CNN.com is in the unique position of having both scale and an abundance of content. Former general manager KC Estenson says his staff is developing a shared understanding of what video works best where.
“We’re going, ‘Does a 7-minute piece work here? Do we need a quick bite? Is this a social play, a mobile play? That’s the type of craft that comes out when you have the scale…we can play with different formats in different ways.”
Most publishers won’t have the abundance of resources necessary to make such decisions. Still the idea that the certain stories are best told in certain forms represents a natural evolution in online video.
Experiment, experiment, experiment
The biggest difference between TV and online video, according to Bill Smee of NBC News, is the variety of things his online teams try.
“Sometimes it’s an epic fail and sometimes it’s kind of good,” Smee said.
One of NBC Digital’s biggest hits so far is an online video titled, “Everything you Thought You Know about Packing is Wrong.” Smee was taken by surprise by the video’s success.
“It’s all about originality of thought,” Smee says.

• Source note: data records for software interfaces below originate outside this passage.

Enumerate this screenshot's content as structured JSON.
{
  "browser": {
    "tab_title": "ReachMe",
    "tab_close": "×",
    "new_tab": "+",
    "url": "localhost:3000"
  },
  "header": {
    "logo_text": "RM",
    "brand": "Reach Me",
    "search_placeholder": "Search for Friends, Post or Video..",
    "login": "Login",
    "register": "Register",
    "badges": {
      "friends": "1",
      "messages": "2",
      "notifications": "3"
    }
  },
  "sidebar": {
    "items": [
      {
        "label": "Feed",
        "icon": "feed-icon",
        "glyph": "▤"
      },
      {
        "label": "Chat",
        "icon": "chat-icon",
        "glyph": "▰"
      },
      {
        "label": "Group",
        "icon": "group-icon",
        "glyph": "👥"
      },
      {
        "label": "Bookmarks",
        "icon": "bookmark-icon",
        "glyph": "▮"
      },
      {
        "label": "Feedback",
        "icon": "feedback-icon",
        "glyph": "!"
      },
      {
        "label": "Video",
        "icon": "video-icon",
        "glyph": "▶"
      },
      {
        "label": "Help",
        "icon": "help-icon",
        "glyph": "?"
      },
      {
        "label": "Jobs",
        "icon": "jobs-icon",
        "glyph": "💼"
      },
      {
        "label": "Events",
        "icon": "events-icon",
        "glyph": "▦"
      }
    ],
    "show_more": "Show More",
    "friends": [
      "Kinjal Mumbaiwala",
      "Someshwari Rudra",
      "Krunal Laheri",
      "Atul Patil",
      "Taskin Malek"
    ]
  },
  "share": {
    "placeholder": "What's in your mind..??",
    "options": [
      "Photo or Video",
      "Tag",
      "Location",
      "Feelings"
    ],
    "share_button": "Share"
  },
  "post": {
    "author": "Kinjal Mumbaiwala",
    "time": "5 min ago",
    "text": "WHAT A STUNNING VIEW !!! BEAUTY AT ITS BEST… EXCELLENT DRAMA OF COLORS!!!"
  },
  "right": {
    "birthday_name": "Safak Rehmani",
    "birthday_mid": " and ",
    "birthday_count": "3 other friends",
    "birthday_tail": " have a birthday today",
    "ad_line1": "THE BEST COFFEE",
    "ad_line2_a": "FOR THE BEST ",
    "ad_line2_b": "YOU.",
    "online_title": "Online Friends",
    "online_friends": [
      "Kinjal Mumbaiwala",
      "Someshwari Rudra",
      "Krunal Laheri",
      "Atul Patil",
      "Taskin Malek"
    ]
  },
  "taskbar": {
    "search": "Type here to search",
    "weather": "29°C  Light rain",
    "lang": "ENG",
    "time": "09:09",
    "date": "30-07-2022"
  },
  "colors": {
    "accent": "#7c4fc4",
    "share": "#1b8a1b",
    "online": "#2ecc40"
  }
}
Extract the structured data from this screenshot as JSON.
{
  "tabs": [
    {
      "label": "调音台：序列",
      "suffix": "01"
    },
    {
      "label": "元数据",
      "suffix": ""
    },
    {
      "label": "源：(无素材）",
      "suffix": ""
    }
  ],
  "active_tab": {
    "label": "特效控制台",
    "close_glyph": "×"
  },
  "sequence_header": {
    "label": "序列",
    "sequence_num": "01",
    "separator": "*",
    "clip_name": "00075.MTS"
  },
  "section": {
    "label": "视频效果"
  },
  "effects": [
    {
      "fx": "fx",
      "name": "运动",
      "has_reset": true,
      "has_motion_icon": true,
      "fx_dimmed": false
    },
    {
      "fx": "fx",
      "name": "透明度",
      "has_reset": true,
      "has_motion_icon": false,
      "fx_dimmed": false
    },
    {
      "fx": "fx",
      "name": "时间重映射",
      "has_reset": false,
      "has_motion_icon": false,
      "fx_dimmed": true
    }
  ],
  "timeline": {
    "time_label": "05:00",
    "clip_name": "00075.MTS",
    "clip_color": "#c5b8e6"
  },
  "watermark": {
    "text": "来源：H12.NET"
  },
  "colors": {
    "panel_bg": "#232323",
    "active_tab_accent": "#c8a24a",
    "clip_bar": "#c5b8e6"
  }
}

Experiment quickly. Since good content is often shared and finds audiences, those who lag behind can miss out on opportunities.
Andy Pergam led video at the Washington Post. He now steers video strategy at McClatchy. He says, “You launch things not fully baked so it’s 80 percent of the way there … if you wait until everything is 100 percent done, you’re in trouble.”
The risks for legacy organizations are higher, according to Bruce Headlam, the managing editor for video at the New York Times. “If we do something that is not up to our standards, we get slaughtered. People really let us know. So you have to be aware of the value of your brand, what it means to people … you can’t violate the basic trust of your loyal audience.”
The Atlantic executive producer, von Baldegg, likens finding the “perfect” online video to skipping rocks.
“You can pick the perfect rock. You can put the perfect spin on it but at the end of the day there are conditions out there beyond your control. There’s wind, there’s ripples, there’s waves and sometimes it goes for miles and it’s awesome and sometimes it sinks to the bottom of the lake.”